Examining the source code (written in C), we indeed see the conversion (which is straightforward but tedious, e.g. taking into account leap years etc.) but we also see where the internal timestamp value comes from: both the ls and the stat command implementations perform a so-called system call to the stat kernel function, which returns a struct with several fields, including the field named st_mtime which is of datatype time_t. If you like to experiment a bit yourself, and you have access to a C compiler (e.g. gcc), you could write a little program yourself that performs the stat system call on a file of your choice, and you then easily verify that you indeed get back the integer value 1561136863 for the human-readable 2019-06-21 19:07:43 +0200. I'll leave the maths for verifying the conversion as an exercise for the diligent reader.

An other interesting Unix command that gets a "seconds since the Epoch" answer from the kernel and converts it to a human-readable form is the date command: without arguments, it displays the current timestamp. Internally, it uses the system call time. This is even a much simpler C program to write, compile and execute yourself, in order to verify all that has been said so far:

#include <time.h>   /* for declarations of time() and time_t */
#include <stdio.h>  /* for declaration of printf() */
int main() {
  time_t t = time(0); /* "now" */
  printf("%ld\n", t);

There are more Unix commands that use timestamps in some way. There is e.g. the touch command that lets you set the modification time of a file; it converts a timestamp in human-readable form, given on the command line, to a Unix Time value (seconds since the Epoch) which it passes to the system call utimes.

There is also the tar command which is an archiver: it packs a set of files into a single archive file. Interesting in the context of this article is the fact that tar also stores the file metadata together with the file data into that archive: that is, the owner/group, the file permissions, and of course the file modification time. Not surprisingly, it stores that timestamp as the number of seconds since the Epoch. Surprisingly maybe, it does so in a textual, octal form; so search your tar file for an 11-digit number starting with 136, at least if your source file has a timestamp between roughly 23 December 2019 and 3 July 2020:

touch -t 202001141200.00 X.txt  #  create an empty file with timestamp 2020-01-14 12:00
tar cf X.tar X.txt              #  create the tar file X.tar, containing X.txt
strings X.tar                   #  obtain the "text-readable fragments" of that file

On the 6th output line of the last command, you'll see the octal string 13607317460, which is decimal 1578999600, which is 1577836800+1162800. Since 1577836800 corresponds to 1 January 2020 midnight UTC, and 1162800= 13*24*60*60+11*60*60 = 13 days + 11 hours, this does indeed correspond to 14 January 11:00 UTC, or 12:00 in "our" time zone +01:00.


Fifty years is a long time in IT. A very long time.

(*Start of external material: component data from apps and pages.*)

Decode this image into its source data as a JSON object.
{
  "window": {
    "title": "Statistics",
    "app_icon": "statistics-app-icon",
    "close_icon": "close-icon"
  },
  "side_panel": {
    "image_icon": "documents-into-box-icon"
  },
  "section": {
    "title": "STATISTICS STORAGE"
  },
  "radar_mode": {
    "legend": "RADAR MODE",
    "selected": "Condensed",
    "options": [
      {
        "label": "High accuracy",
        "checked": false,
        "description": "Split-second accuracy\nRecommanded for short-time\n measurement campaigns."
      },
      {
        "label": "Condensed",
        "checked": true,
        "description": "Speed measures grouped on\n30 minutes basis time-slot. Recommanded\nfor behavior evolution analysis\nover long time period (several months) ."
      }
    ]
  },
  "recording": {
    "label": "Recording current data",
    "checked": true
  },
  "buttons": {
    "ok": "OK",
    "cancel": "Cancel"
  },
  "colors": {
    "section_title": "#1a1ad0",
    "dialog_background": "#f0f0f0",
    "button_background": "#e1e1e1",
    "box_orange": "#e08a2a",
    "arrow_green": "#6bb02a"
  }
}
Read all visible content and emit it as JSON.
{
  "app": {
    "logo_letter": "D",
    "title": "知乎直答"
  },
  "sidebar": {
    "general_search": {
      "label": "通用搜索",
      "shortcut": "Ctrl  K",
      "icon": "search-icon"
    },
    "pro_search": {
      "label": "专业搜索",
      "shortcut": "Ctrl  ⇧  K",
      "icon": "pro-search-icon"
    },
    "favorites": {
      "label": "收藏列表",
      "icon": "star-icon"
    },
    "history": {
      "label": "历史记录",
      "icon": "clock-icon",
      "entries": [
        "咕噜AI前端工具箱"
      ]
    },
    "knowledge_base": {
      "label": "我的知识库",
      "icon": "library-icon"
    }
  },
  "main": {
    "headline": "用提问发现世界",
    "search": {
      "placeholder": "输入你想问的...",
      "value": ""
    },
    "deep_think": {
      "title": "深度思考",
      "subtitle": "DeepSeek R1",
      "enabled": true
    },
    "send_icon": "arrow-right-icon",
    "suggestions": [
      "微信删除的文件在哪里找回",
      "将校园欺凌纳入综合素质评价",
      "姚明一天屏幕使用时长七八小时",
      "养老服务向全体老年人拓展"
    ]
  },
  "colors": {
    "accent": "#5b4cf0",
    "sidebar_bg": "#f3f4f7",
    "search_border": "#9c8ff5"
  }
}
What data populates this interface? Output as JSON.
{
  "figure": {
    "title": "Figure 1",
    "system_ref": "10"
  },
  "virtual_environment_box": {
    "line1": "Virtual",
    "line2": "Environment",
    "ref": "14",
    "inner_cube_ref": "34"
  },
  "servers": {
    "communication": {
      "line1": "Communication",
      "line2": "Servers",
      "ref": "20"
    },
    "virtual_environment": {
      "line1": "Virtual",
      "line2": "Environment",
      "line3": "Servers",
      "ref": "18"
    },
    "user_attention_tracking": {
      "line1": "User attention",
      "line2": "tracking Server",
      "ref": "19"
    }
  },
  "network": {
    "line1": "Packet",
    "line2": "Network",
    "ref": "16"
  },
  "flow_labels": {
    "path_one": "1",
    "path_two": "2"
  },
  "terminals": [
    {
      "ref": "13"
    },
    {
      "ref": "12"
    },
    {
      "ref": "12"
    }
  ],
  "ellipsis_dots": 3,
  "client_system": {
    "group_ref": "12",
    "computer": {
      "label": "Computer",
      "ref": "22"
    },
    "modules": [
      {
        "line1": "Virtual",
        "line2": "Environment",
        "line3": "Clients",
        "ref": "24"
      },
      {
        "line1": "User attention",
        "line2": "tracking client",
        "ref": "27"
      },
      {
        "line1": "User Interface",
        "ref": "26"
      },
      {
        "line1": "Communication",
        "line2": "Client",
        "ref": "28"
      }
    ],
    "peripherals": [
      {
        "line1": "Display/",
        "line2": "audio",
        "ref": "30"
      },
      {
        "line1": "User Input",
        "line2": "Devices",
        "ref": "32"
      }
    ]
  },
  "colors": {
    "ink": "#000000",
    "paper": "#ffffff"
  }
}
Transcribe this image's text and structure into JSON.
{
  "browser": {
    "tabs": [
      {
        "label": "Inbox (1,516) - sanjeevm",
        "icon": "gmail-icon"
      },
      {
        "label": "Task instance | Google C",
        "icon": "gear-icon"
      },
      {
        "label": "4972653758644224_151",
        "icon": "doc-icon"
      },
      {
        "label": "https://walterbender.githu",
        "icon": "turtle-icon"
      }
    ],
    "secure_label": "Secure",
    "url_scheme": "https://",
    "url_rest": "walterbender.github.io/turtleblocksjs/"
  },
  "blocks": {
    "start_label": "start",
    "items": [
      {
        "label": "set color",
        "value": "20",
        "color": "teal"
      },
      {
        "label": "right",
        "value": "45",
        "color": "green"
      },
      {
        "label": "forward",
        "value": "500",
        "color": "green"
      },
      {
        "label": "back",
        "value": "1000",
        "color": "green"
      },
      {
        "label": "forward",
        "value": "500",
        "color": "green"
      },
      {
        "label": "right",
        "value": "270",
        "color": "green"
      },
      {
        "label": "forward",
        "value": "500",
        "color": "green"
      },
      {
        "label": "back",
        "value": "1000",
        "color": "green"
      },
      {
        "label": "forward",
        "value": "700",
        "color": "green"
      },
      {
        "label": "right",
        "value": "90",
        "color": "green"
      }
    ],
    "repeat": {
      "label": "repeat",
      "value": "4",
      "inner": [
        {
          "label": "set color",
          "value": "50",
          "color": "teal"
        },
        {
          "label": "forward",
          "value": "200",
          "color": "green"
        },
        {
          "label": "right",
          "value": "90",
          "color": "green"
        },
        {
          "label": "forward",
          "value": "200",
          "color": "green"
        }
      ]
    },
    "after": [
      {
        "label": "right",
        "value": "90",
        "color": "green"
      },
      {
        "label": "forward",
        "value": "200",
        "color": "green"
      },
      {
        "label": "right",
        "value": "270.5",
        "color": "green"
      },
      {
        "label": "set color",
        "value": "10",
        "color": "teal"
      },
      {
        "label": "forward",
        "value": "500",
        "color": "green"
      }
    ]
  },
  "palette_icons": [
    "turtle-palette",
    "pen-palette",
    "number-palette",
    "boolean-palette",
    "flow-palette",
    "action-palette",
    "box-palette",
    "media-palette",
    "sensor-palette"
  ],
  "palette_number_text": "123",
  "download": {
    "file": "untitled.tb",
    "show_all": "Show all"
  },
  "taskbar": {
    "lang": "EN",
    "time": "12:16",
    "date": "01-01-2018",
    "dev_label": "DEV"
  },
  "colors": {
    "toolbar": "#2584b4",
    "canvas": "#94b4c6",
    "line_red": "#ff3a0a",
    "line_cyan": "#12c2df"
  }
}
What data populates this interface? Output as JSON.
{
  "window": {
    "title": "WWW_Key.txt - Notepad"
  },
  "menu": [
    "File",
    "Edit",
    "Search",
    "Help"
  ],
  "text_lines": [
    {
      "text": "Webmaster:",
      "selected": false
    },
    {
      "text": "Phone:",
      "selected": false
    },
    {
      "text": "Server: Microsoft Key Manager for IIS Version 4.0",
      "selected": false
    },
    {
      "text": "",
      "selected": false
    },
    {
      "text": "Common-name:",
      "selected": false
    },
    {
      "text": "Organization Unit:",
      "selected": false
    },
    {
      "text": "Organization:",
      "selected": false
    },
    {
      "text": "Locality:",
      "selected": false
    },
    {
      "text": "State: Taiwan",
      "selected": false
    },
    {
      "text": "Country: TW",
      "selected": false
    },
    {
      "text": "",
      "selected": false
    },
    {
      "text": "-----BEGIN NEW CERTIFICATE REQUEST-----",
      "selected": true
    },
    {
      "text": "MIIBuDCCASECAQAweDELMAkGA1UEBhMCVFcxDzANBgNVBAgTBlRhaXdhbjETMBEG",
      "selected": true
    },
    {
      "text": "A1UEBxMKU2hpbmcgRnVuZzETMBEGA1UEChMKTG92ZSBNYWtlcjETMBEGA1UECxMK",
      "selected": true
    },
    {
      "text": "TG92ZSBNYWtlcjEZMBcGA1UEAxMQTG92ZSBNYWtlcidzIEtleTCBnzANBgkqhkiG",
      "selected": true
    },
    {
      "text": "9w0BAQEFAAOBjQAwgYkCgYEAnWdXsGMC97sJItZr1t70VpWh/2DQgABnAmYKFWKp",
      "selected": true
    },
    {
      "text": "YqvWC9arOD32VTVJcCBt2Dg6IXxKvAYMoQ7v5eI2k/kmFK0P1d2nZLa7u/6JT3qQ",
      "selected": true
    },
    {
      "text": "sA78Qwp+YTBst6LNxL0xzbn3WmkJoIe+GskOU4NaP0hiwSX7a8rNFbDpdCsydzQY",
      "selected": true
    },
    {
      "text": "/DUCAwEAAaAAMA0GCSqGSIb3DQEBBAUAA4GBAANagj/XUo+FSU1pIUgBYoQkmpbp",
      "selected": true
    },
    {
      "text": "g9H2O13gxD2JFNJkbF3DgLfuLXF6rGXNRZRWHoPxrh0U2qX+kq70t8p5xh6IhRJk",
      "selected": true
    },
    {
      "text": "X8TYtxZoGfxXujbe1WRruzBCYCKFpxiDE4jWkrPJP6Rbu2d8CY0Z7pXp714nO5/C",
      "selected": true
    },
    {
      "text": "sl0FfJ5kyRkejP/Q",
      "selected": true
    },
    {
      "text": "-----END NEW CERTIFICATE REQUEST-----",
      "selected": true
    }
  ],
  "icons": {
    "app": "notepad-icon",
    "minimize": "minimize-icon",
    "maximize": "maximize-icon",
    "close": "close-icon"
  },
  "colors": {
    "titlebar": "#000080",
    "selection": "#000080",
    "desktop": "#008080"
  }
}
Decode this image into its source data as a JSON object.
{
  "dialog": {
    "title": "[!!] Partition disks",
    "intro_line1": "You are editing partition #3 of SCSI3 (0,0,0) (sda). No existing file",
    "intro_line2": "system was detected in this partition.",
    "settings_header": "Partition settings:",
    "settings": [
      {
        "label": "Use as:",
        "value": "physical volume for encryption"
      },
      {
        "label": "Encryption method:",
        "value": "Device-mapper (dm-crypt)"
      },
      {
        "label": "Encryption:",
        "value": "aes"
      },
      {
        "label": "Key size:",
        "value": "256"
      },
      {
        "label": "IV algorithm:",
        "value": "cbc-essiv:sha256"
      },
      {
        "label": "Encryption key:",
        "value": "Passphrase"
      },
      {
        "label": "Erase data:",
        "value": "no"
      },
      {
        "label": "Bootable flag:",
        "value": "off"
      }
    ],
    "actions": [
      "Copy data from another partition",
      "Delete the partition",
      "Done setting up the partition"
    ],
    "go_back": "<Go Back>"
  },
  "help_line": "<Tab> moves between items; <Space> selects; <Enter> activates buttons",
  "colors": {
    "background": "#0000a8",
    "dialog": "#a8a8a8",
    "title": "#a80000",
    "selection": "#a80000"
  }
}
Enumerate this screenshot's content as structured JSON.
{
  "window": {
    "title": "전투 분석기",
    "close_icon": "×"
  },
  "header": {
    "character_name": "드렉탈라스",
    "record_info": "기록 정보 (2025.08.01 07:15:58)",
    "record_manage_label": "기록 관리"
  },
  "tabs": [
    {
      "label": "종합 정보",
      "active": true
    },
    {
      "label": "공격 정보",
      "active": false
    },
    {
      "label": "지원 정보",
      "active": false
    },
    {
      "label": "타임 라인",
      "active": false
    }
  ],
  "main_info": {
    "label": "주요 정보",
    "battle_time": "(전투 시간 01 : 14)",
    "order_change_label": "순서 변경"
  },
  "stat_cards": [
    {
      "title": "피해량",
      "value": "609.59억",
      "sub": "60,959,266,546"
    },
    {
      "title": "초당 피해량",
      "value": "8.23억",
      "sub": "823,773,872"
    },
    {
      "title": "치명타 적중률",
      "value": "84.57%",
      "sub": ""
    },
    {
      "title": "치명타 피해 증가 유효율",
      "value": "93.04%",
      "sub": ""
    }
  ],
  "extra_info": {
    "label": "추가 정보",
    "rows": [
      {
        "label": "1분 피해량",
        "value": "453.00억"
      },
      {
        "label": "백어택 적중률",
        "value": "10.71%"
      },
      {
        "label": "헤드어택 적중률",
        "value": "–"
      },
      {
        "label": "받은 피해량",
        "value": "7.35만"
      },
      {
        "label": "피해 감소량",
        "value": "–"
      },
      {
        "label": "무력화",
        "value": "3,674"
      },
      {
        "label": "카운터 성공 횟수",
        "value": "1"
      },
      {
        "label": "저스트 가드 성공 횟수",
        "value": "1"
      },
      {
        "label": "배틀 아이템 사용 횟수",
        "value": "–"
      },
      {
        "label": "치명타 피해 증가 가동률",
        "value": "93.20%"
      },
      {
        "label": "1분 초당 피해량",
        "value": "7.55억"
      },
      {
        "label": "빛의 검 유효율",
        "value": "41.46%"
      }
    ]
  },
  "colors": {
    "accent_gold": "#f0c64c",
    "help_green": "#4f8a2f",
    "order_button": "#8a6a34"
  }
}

This makes it is a very remarkable fact that a choice made nearly 50 year ago still stands. And most likely still for long after the year 2038 ...

But you should maybe not wait that long before learning more about Unix or Linux: we have several courses in our offering to help you getting started!